Published in The Globe and Mail on June 5, 2007.
Virtually every day of my now well-established morning routine, I pass through the main concourse of this city’s majestic and historic Windsor Station. More often than not when I do so, this now defunct jewel of Victorian urban architecture is devoid of human beings and all mortal activity. Occasionally, but just occasionally, when the grand hall has been leased for an evening gala, workmen will be found configuring the space for that specific happening. This, however, is the exception and not the rule.
Normally, whenever I enter this august expanse from Montreal’s golden past, my pace slows and I meander about the celebrated complex in deep reflection. I always stop for a few moments in front of the venerable brass-framed departure and arrival board which today poignantly displays eight large photos from the edifice’s illustrious by-gone times. My preferred depiction is the one from the period of the Second World War where the concourse is replete with soldiers and sailors, all seemingly about to go off to conflict. I eagerly scrutinize the image, looking intently at the diverse faces present in the black and white representation. Many, aware that the picture was about to be taken, peer resolutely back at me, and into history.
From a personal perspective, my initial (albeit vague) memory of this striking railway station goes back to my early childhood when my mother took my sister and me to the passenger depot to greet my father who was returning, via New York, from a two month business jaunt to England. At that time, more often than not, one accomplished the trans – Atlantic voyage by ship. So it was on June 16, 1953 that my father arrived at Manhattan’s West 50th Street port terminal in the Big Apple. The vessel upon which he had sailed the Atlantic was none other than the Cunard Liner “Queen Elizabeth,” at the time styled “the world’s largest liner,” and conveying on that particular journey some 1,913 travellers. Later that same day, he made his way from New York, by overnight train, to this city’s Windsor Station where the three of us were anxiously awaiting his return. My sister, then eight, remembers our parents’ long embrace.
For my part, a mere child of six at the time, I don’t recall much of what I imagine was a distinctly happy family event. Regardless, little could I have realized that some fourteen years later that same grey limestone-clad rail terminus would, for a brief period of time, become pivotal to my own life. In fact, it was during the summer of 1967, some forty years ago, and I recollect it like yesterday. I was engaged as a garcon de table on Canadian Pacific’s transcontinental run, the origin of which was that same iconic Windsor Station. What better way, I thought, for a poor struggling university student to celebrate Canada’s Centennial than travelling the country while, at the same time, earning ready money !
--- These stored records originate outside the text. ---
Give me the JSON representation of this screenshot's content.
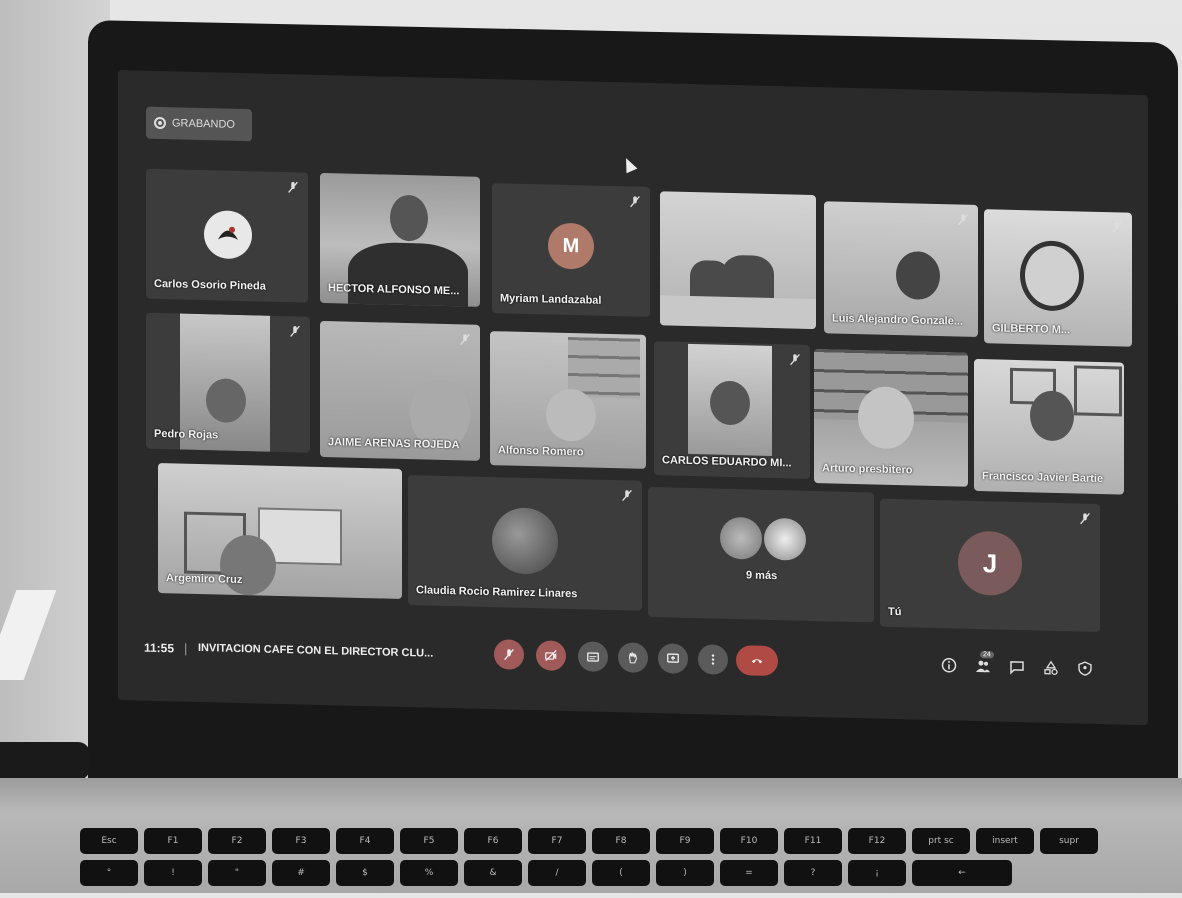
{
  "recording": {
    "label": "GRABANDO"
  },
  "meeting": {
    "time": "11:55",
    "separator": "|",
    "title": "INVITACION CAFE CON EL DIRECTOR CLU..."
  },
  "participants_count": "24",
  "tiles": [
    {
      "name": "Carlos Osorio Pineda"
    },
    {
      "name": "HECTOR ALFONSO ME..."
    },
    {
      "name": "Myriam Landazabal",
      "initial": "M"
    },
    {
      "name": ""
    },
    {
      "name": "Luis Alejandro Gonzale..."
    },
    {
      "name": "GILBERTO M..."
    },
    {
      "name": "Pedro Rojas"
    },
    {
      "name": "JAIME ARENAS ROJEDA"
    },
    {
      "name": "Alfonso Romero"
    },
    {
      "name": "CARLOS EDUARDO MI..."
    },
    {
      "name": "Arturo presbitero"
    },
    {
      "name": "Francisco Javier Bartie"
    },
    {
      "name": "Argemiro Cruz"
    },
    {
      "name": "Claudia Rocio Ramirez Linares"
    },
    {
      "name": "9 más"
    },
    {
      "name": "Tú",
      "initial": "J"
    }
  ],
  "colors": {
    "end_call": "#b04a44",
    "mic_off": "#a05a5a",
    "avatar_m": "#b07a6a",
    "avatar_j": "#7a5a5a"
  },
  "keyboard": {
    "row1": [
      "Esc",
      "F1",
      "F2",
      "F3",
      "F4",
      "F5",
      "F6",
      "F7",
      "F8",
      "F9",
      "F10",
      "F11",
      "F12",
      "prt sc",
      "insert",
      "supr"
    ],
    "row2": [
      "°",
      "!",
      "\"",
      "#",
      "$",
      "%",
      "&",
      "/",
      "(",
      ")",
      "=",
      "?",
      "¡",
      "←"
    ]
  }
}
In all events, as it turned out, I reported to the station once a week to a rather drab-looking office just beyond the security buffers found at the end of each track. Once there, I met up with the other members of my standing crew; we all signed in, then climbed aboard our quaint and dated dining car wagon for its 8:00 P.M. departure, bound for Western Canada. Lucklessly (as we then thought), our part of the run ended in Winnipeg and, consequently, none of us ever got to see the Rockies and, beyond them, Vancouver, about which we had all dreamt. As yesterday!
In so far as the renowned Montreal train terminal was concerned, barely twenty, I was completely oblivious to it and the significance of its history to this city. Indeed, the limitations of advanced adolescence are such that I did not even once recall that joyful family morning in June of 1953, and, without doubt, was totally unaware of the incredible tragedy that unfolded in that very same station some fifty-eight years earlier.
For on that star-crossed St. Patrick’s Day of 1909, several lives were lost when an out-of-control express passenger train from Boston blasted its way through, first the buffers, then the ladies’ waiting room, before finally coming to rest on the main concourse of the station itself, killing or injuring all those who were in its unfortunate way. Both the fireman and the engineer had jumped from the ill-fated locomotive before it careered wildly into the terminal early that morning, all so many years ago. Mr. W. J. Nixon of 143 Ash Street, Montreal, lost his wife and both children – all three meeting death while waiting for him in the Ladies’ Waiting Room, a portion of which was altogether levelled by the force of the violent impact. Intriguingly, in a strange twist of fate, a third child, one Elsie Villiers, a survivor of the infamous 1907 Hochelaga School fire which cost the lives of sixteen pupils and their heroic teacher Sarah Maxwell, was killed instantly when hefty debris fell upon her as a result of that tragic mishap. Sic transit gloria mundi..
Footprints? Tomorrow morning when I next find myself standing well-nigh alone in the salle des pas perdus of the beautiful Windsor Station, I will muse on the above, and the tracks, happy and not so happy, that have been left behind by all who have passed within its historic fortress-like walls.